Ammonia (NH3) is called to be a CO2-free multipurpose fuel for the maritime sector because it is the main candidate to replace natural gas and diesel as direct fuel for internal combustion engines and, in addition it is one of the systems green H2 storage systems that are more efficient in weight and volume.

Regarding the production of green NH3, from green H2 and N2 extracted from the air, it is not viable for plants with productions lower than 5TmNH/day (5TMD) and it is a continuous process that cannot be stopped forcing to a high degree of storage to guarantee the continuity of the plants.

The HIDRAM Project aims to solve both previous problems and provide the following solutions for the electrification’s ships:

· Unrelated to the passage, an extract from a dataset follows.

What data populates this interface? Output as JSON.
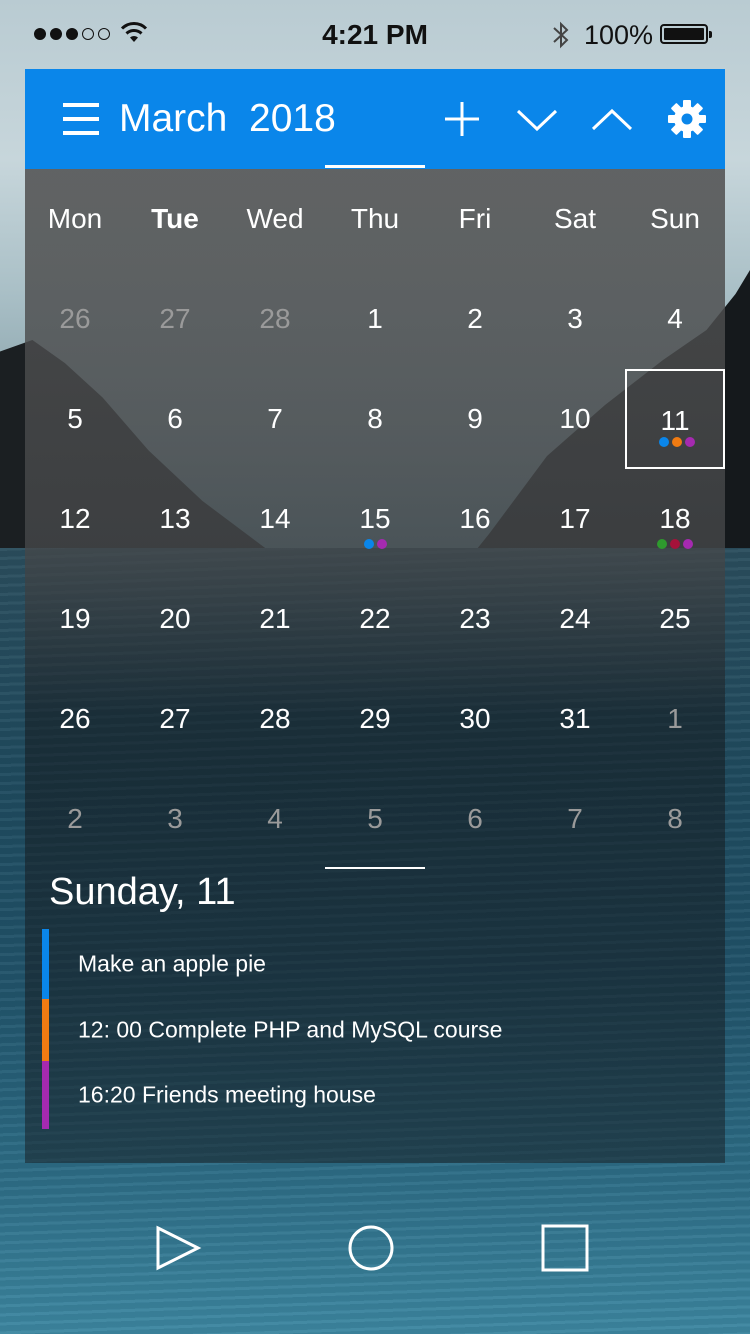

  • Synthesis of the NH3 based on catalysts with high yields at low pressures that allow the construction of simple systems (production from 0.1 to 5 Tm/Day) working at low pressure, being also possible discontinuous operation (that can be stopped and started in minutes) to be able to have a direct coupling with renewable generation (wind and solar).
  • Use of NH3 in PEM H2 fuel cells through the dissociation of NH3 and the subsequent elimination of non-dissociated NH3, achieving a truly multipurpose PEM cell for the naval sector (comes from battery development for submarines), operating interchangeably with H2 and NH3.
  • Use of NH3 in direct NH3 fuel cells (SOFC-H), which constitutes the spearhead of fuel cell technologies in the direction of maximum performance and, again, multipurpose, with H2 and NH3 as fuel.
  • Availability of a complete chain of ammonia from a small scale: synthesis and fuel cells for its conversion into electricity, including tanks for storage and supply of H2/NH3 adapted for mobility, in order to assess the feasibility depending on the scale in different cases of use.